_The problem_: Give back the entries in full, exactly as they are written.

_Data shown_:
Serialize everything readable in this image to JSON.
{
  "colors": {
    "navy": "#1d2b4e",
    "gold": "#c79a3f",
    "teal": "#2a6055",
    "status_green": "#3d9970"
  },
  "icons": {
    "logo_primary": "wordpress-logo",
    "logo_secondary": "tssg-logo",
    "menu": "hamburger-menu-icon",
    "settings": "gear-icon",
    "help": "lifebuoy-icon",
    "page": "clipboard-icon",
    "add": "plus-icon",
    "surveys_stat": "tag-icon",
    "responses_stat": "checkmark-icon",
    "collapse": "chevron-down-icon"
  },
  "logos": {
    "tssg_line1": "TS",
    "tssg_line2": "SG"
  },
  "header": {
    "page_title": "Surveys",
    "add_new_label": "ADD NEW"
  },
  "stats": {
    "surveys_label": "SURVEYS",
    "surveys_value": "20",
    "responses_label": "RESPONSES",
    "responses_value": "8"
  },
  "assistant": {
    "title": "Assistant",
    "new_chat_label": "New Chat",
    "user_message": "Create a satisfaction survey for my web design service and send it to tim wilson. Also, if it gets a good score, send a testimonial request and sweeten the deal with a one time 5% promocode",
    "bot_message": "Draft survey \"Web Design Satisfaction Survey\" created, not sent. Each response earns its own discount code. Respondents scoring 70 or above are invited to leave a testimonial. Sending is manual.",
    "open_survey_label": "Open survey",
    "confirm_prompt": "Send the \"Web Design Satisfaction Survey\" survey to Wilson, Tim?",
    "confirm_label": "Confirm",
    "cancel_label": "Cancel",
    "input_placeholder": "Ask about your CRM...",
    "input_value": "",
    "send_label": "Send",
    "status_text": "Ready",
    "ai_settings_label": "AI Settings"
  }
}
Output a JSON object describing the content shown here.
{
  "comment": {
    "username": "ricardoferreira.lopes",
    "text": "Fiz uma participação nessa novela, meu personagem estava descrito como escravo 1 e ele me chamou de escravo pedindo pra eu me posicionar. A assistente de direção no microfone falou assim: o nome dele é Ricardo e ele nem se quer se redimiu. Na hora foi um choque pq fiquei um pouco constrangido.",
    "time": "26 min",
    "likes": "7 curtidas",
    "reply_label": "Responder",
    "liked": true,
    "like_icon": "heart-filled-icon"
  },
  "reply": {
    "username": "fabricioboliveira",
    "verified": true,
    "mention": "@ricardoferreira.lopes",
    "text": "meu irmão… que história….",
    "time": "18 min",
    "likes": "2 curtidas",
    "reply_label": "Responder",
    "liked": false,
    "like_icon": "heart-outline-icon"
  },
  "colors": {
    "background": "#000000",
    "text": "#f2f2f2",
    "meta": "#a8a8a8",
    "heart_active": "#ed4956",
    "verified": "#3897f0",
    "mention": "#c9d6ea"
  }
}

_Exercise solution_:
Serialize everything readable in this image to JSON.
{
  "colors": {
    "navy": "#1d2b4e",
    "gold": "#c79a3f",
    "teal": "#2a6055",
    "status_green": "#3d9970"
  },
  "icons": {
    "logo_primary": "wordpress-logo",
    "logo_secondary": "tssg-logo",
    "menu": "hamburger-menu-icon",
    "settings": "gear-icon",
    "help": "lifebuoy-icon",
    "page": "clipboard-icon",
    "add": "plus-icon",
    "surveys_stat": "tag-icon",
    "responses_stat": "checkmark-icon",
    "collapse": "chevron-down-icon"
  },
  "logos": {
    "tssg_line1": "TS",
    "tssg_line2": "SG"
  },
  "header": {
    "page_title": "Surveys",
    "add_new_label": "ADD NEW"
  },
  "stats": {
    "surveys_label": "SURVEYS",
    "surveys_value": "20",
    "responses_label": "RESPONSES",
    "responses_value": "8"
  },
  "assistant": {
    "title": "Assistant",
    "new_chat_label": "New Chat",
    "user_message": "Create a satisfaction survey for my web design service and send it to tim wilson. Also, if it gets a good score, send a testimonial request and sweeten the deal with a one time 5% promocode",
    "bot_message": "Draft survey \"Web Design Satisfaction Survey\" created, not sent. Each response earns its own discount code. Respondents scoring 70 or above are invited to leave a testimonial. Sending is manual.",
    "open_survey_label": "Open survey",
    "confirm_prompt": "Send the \"Web Design Satisfaction Survey\" survey to Wilson, Tim?",
    "confirm_label": "Confirm",
    "cancel_label": "Cancel",
    "input_placeholder": "Ask about your CRM...",
    "input_value": "",
    "send_label": "Send",
    "status_text": "Ready",
    "ai_settings_label": "AI Settings"
  }
}
Output a JSON object describing the content shown here.
{
  "comment": {
    "username": "ricardoferreira.lopes",
    "text": "Fiz uma participação nessa novela, meu personagem estava descrito como escravo 1 e ele me chamou de escravo pedindo pra eu me posicionar. A assistente de direção no microfone falou assim: o nome dele é Ricardo e ele nem se quer se redimiu. Na hora foi um choque pq fiquei um pouco constrangido.",
    "time": "26 min",
    "likes": "7 curtidas",
    "reply_label": "Responder",
    "liked": true,
    "like_icon": "heart-filled-icon"
  },
  "reply": {
    "username": "fabricioboliveira",
    "verified": true,
    "mention": "@ricardoferreira.lopes",
    "text": "meu irmão… que história….",
    "time": "18 min",
    "likes": "2 curtidas",
    "reply_label": "Responder",
    "liked": false,
    "like_icon": "heart-outline-icon"
  },
  "colors": {
    "background": "#000000",
    "text": "#f2f2f2",
    "meta": "#a8a8a8",
    "heart_active": "#ed4956",
    "verified": "#3897f0",
    "mention": "#c9d6ea"
  }
}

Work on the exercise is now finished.